Easy9ja - NMA strike - who won

NMA Ogun Strike: Who Won What?

Good day, elders and colleagues. With your kind permission, I say with due respect that “igba ara l’aa búra…”.

At the launch of this strike on earlier in September, yours truly proposed that that was only the “first phase” and that we might have to “modify the modality of the strike” at some point. I do not identify as a seer but we entered the ‘second phase’ in the same month with consequent ‘developments’.

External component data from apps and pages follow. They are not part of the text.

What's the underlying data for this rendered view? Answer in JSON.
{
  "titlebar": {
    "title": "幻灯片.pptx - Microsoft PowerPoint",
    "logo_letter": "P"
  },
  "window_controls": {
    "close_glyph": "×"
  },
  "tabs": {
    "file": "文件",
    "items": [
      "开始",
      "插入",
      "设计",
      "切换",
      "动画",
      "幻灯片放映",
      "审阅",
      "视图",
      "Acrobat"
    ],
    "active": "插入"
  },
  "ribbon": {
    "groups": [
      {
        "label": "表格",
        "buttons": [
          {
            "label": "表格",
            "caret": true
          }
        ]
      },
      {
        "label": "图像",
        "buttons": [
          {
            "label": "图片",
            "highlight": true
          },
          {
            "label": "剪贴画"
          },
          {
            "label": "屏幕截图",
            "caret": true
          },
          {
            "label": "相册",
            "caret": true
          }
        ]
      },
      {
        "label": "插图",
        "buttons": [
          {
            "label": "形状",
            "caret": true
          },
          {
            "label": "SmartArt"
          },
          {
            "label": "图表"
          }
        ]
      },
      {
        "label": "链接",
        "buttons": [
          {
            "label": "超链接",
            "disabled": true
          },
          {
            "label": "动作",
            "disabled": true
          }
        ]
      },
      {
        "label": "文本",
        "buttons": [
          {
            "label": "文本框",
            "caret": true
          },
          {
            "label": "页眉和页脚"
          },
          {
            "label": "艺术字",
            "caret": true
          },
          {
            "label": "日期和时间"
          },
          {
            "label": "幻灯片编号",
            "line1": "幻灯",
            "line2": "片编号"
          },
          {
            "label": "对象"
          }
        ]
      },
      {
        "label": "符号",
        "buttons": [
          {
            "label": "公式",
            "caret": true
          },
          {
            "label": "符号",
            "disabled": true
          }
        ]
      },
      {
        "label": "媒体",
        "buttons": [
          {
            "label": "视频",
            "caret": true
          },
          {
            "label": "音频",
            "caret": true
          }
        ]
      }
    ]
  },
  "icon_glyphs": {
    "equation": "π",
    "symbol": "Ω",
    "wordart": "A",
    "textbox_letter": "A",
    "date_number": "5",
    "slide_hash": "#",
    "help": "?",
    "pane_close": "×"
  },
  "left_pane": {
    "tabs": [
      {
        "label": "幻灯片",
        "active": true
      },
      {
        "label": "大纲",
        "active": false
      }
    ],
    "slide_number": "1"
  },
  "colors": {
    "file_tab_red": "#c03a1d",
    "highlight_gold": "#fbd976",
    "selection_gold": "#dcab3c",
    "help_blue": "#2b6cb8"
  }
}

There is now a clear handwriting on the wall that the well-intentioned industrial disharmony we launched to demand our entitlement from the Ogun State Government has weighed our unity, measured our harmony, and found us wanting. If you disagree, and you are well entitled to as a member of NMA Ogun, make it a point of duty to evaluate and listen to words spoken, implied, and outrightly un-uttered at EGM.

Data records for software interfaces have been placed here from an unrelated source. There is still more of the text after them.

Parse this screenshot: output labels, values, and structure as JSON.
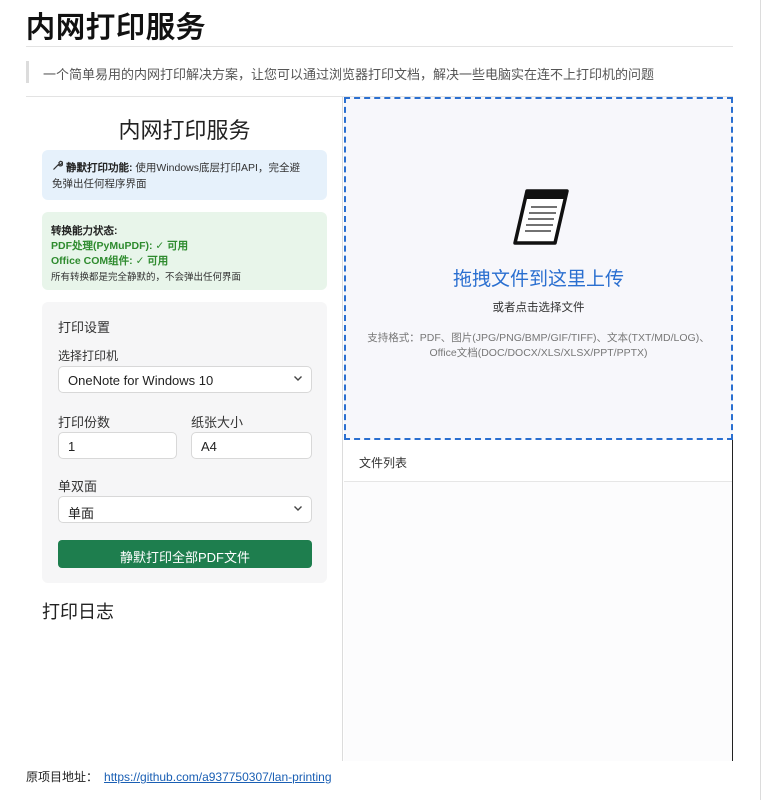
{
  "page": {
    "title": "内网打印服务",
    "subtitle": "一个简单易用的内网打印解决方案，让您可以通过浏览器打印文档，解决一些电脑实在连不上打印机的问题"
  },
  "app": {
    "heading": "内网打印服务",
    "silent_info": {
      "title": "静默打印功能:",
      "line1_rest": "使用Windows底层打印API，完全避",
      "line2": "免弹出任何程序界面"
    },
    "status": {
      "title": "转换能力状态:",
      "pdf": "PDF处理(PyMuPDF): ✓ 可用",
      "office": "Office COM组件: ✓ 可用",
      "note": "所有转换都是完全静默的，不会弹出任何界面"
    },
    "settings": {
      "title": "打印设置",
      "printer_label": "选择打印机",
      "printer_value": "OneNote for Windows 10",
      "copies_label": "打印份数",
      "copies_value": "1",
      "paper_label": "纸张大小",
      "paper_value": "A4",
      "duplex_label": "单双面",
      "duplex_value": "单面",
      "print_button": "静默打印全部PDF文件"
    },
    "log_heading": "打印日志",
    "dropzone": {
      "main": "拖拽文件到这里上传",
      "sub": "或者点击选择文件",
      "formats_line1": "支持格式：PDF、图片(JPG/PNG/BMP/GIF/TIFF)、文本(TXT/MD/LOG)、",
      "formats_line2": "Office文档(DOC/DOCX/XLS/XLSX/PPT/PPTX)"
    },
    "file_list_title": "文件列表"
  },
  "footer": {
    "label": "原项目地址：",
    "link": "https://github.com/a937750307/lan-printing"
  },
  "colors": {
    "accent_blue": "#2a6fd0",
    "button_green": "#1e7e4e",
    "status_green": "#2e8b2e",
    "info_blue_bg": "#e6f1fb",
    "info_green_bg": "#e8f5ea"
  },
  "icons": {
    "silent_info": "wrench-icon",
    "dropzone": "document-icon",
    "select": "chevron-down-icon"
  }
}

Before we are swayed by sentiments, let us again revisit the facts (perhaps for the last time):

✓ that as Nigerian doctors we have been entitled to a reviewed Hazard Allowance for two years now

✓ that we were finally promised payment of same in March of this year on the condition that the incumbent Governor secure a second term while we do not disrupt the peace of the State and provide fodder for his opponents by shutting down the health sector

✓ that we had his didymus in our manus at the time and we decided not to evoke torsion believing they were men of their word — or are they?

✓ that said Governor in fact secured the unlikely second term without any disruption from our end

✓ that we did not get said Hazard Allowance in April, May, June or July, until we held an AGM in August and threatened to go on strike three weeks after.

✓ that in July our subsidy palliative allowance (40% of basic salary) was substituted for the postterm Hazard Allowance and arrears, and we were summarily shortchanged to the astonishment of the general assembly

✓ that the Government is setting an ugly precedent for any further agitation from us with the non-acknowledgement of any wrongdoing on her part and the associated refusal to pay any arrears!

✓ that payment of anything other than arrears does not offset the shortchange we suffered like nobodies.

Should we continue on this path, the future is clear: we would not have won anything, whatever we think we won was in fact handed over to us in a shortchange, and the Government can always threaten us with No Work No Pay, now and next year and forever.

As medics, our training is to analyse issues, identify causes and proffer treatment. We must not be the proverbial physician whose child died in daytime. Can we in our thousands not engineer an antidote to the government’s siren? Of course we can, if we put our heads together and band together.

To be clear, the strike has not served its purpose but it has now been overtaken by events. The solution is never to abandon ship, the solution is to take a step back and reevaluate. The only way to achieve the initial purpose is to be able to continue as one come what may — even if we have to take a recess, catch a breath, and launch _our_ antidote.

Mene, Mene, Tekel, Upharsin…

May we be able to forge ahead (victorious) in unity going forward…

Amen, …enikan ii bu Sango l’ẹẹrun!_

Member via NAGGMDP

Ayokunle Adeleye

Ayokunle is a doctor, a writer at heart, his opinions are strong and he wants a better society. Follow him on twitter @adelayok